US mortgage borrowers to make their contracts plain and simple

Government agency goes for far-reaching changes in loan application forms

  • Bloomberg
  • Published: 00:00 July 13, 2012
  • Gulf News

  • Image Credit: Bloomberg
  • Homeowners attend a Neighbourhood Assistance Corporation of America (NACA) event to help distressed borrowers restructure their mortgage loans in New York, US.

Washington: US mortgage lenders would be required to give prospective borrowers "plain language" information on loan costs and risks under simplified disclosure forms released by the Consumer Financial Protection Bureau.

The agency is seeking public comment on "loan estimate" and "closing disclosure" forms that would replace two overlapping federal documents that "can be confusing to consumers and industry," according to a statement. The changes are required under the Dodd-Frank Act of 2010, which created the consumer bureau.

The forms, described in a 1,100-page proposal, would change the way the annual percentage rate is calculated to include certain fees that are now excluded, such as those charged for title searches, credit reports, and appraisals. The documents highlight loan costs and spell out how they could change over time.

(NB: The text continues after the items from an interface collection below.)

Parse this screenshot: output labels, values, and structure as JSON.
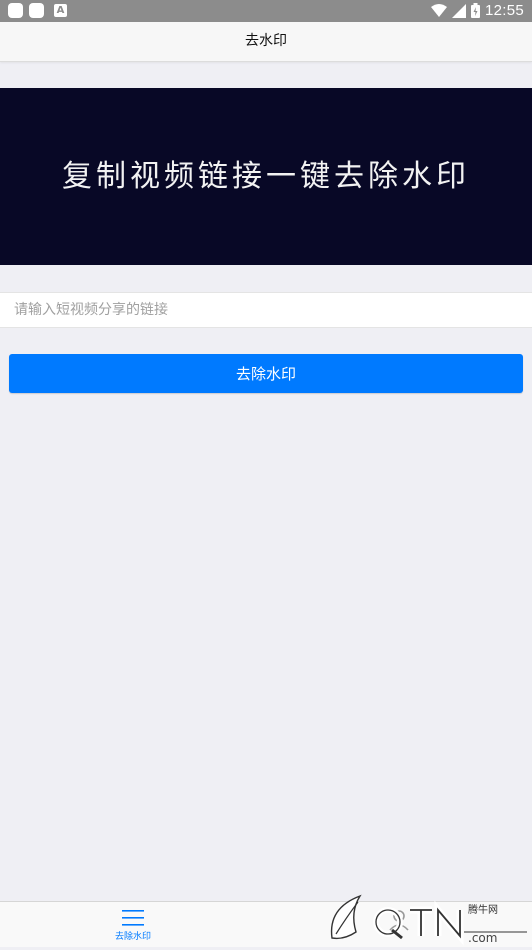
{
  "status_bar": {
    "time": "12:55",
    "icons": [
      "notification-icon",
      "notification-icon",
      "a-icon",
      "wifi-icon",
      "signal-icon",
      "battery-icon"
    ]
  },
  "header": {
    "title": "去水印"
  },
  "banner": {
    "text": "复制视频链接一键去除水印"
  },
  "form": {
    "input_placeholder": "请输入短视频分享的链接",
    "input_value": "",
    "button_label": "去除水印"
  },
  "tabbar": {
    "items": [
      {
        "label": "去除水印",
        "icon": "menu-icon",
        "active": true
      },
      {
        "label": "",
        "icon": "user-icon",
        "active": false
      }
    ]
  },
  "watermark": {
    "text": "腾牛网"
  },
  "colors": {
    "accent": "#007aff",
    "banner_bg": "#080826",
    "page_bg": "#efeff4"
  }
}
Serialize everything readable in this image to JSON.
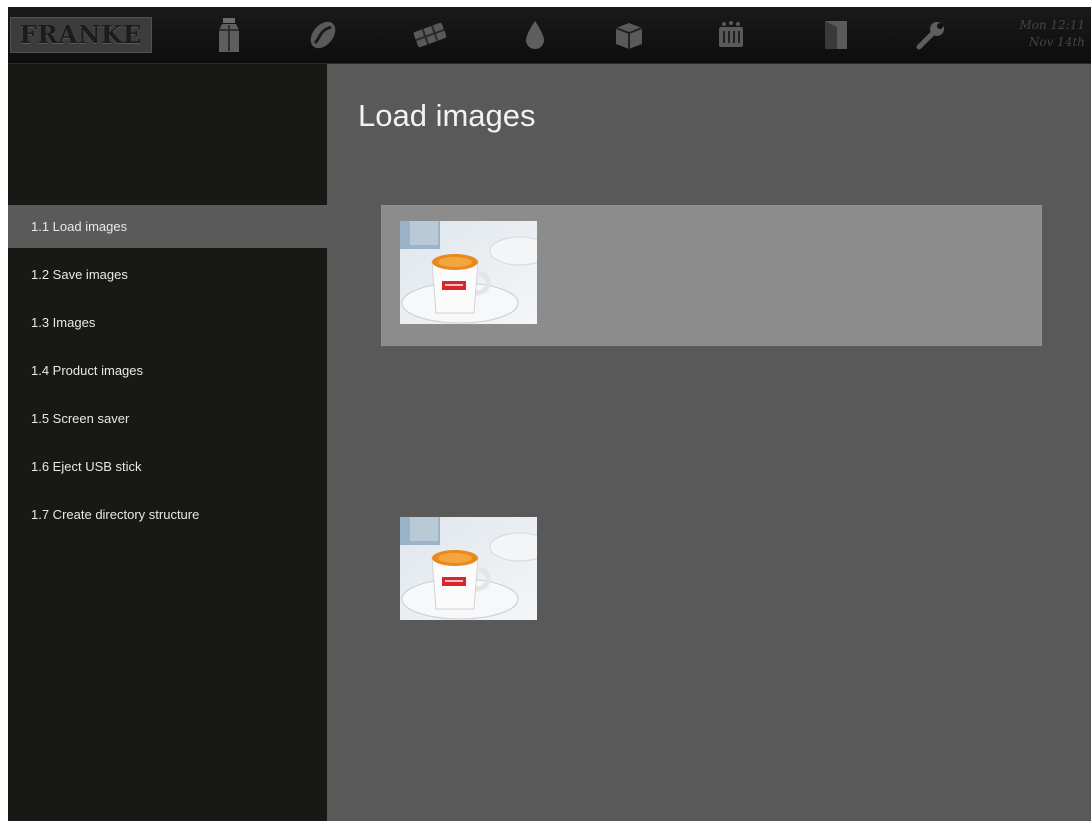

"Our proposed redesign of the federal mortgage forms provides much-needed transparency in the mortgage market and gives consumers greater power over the exciting and daunting process of buying a home," Consumer Bureau director Richard Cordray said in the statement.

The proposals, which will be open for public comment before being completed, mark the first in a series of steps the bureau is taking to reshape mortgage lending for banks such as Wells Fargo & Co, Bank of America Corp and JPMorgan Chase & Co. Subsequent rules will outline the responsibilities of lenders in underwriting, securitisation and servicing.

 

'High-Cost' loans

The bureau separately suggested a new definition for "high-cost" loans subject to protections from fees and risky terms. The proposal would prohibit balloon payments, prepayment penalties and modification fees, which typically have high interest rates and other costs.

The mortgage-form proposal stems from a Dodd-Frank mandate to break a decades-old stalemate in federal mortgage policy.

The Truth in Lending Act, administered by the Federal Reserve, and the Real Estate Settlement Procedures Act, overseen by the Department of Housing and Urban Development, required separate forms for getting a mortgage estimate and for closing. Repeated efforts to harmonise the forms failed, so Congress charged the consumer agency with the task.

The proposed change to the APR calculation would modify current rules under the Truth in Lending Law.

The APR uses the mortgage interest rate and associated loan fees to give the consumer a single metric to assess loan cost. The Truth in Lending Act excludes some potentially costly fees, such as charges for title searches and insurance.

Comments on the high-cost loan proposal and some portions of the mortgage form proposal are due September 7. Comments on the majority of the mortgage-form proposal are due November 6.